“It is my dream to see midwifery thriving in Pakistan, and for that I am willing to contribute everything in my capacity," said Professor Rafat Jan, a graduate of the Aga Khan University School of Nursing's inaugural class in 1983, while presenting a generous donation to the School on its 40th anniversary.
Over the past three decades, Professor Jan has devoted her career to raising standards in midwifery practice and education across Pakistan. She has served as the president of the Midwifery Association of Pakistan, the country's leading policy-advocacy body for the profession, and in 2015 she became the first nurse-midwife to lead the Pakistan Nursing Council, the regulatory and standard setting body for nurses. Before returning to AKU as the associate dean of the School's outreach and policy unit, Professor Jan also served as the first and only member of the International Confederation of Midwives from Pakistan.
Throughout her career, Professor Jan has highlighted how educated, competent and professional midwives can play a crucial role in helping mothers and babies survive and thrive. By donating to the cause of raising the standard of midwifery services, she hopes to make a greater and even longer lasting contribution towards raising the quality of maternal healthcare and evidence- based services and education across Pakistan.
Professor Jan notes that while Pakistan has made progress in reducing its maternal mortality ratio, MMR, to 186 deaths per 100,000 live births, the country has a long way to go until it achieves targets under goal 3 of the Sustainable Development Goals which call for the MMR ratio to be below 70 deaths per 100,000 live births.
The presence of a professional and competent midwife can ensure that 9 out of 10 births take place safely, Professor Jan says, adding that evidence from around the world has shown that a midwifery-led model of care can provide mothers with affordable and accessible care throughout their pregnancy as well as during and after delivery.
“Giving birth is a wonderful and completely natural process," says Professor Jan. “Every woman has the right to access midwifery care which can provide a nurturing and supportive environment for all mothers and newborns. Midwives should be at the forefront of efforts to improve maternal health in Pakistan."
Besides continuing to advocate for greater career opportunities for midwives, Professor Jan also hopes to see the introduction of midwifery-led full scope of care in hospitals and medical centres in Pakistan where midwives play a leading role in caring for expecting mothers.

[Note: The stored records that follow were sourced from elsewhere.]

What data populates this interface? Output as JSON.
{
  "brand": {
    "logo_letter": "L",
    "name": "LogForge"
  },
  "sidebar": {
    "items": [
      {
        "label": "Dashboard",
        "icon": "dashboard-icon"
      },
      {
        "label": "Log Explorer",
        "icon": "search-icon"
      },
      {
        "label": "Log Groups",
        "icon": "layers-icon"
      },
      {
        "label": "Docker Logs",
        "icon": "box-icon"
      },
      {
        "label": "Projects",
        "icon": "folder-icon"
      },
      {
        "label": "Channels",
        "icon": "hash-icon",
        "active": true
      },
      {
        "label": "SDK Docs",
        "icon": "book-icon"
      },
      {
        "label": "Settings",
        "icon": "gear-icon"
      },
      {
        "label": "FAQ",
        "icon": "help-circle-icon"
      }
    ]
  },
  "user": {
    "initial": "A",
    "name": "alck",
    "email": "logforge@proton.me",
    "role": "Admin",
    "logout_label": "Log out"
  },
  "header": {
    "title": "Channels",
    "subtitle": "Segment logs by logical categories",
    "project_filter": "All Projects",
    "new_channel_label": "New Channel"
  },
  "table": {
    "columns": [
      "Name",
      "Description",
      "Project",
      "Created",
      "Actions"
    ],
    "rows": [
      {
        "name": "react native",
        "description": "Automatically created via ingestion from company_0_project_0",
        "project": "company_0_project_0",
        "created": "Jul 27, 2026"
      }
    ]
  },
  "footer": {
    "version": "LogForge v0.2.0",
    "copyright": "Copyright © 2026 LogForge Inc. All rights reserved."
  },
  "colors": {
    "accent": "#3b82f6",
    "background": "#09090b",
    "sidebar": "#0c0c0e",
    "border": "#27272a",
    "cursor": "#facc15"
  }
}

“Midwifery-led care is an integral part of healthcare in the UK and New Zealand and is also making progress in North America and Africa. This model holds the potential to provide an ideal setting that is friendly, cost-effective and customised to a mother's needs," Professor Jan adds.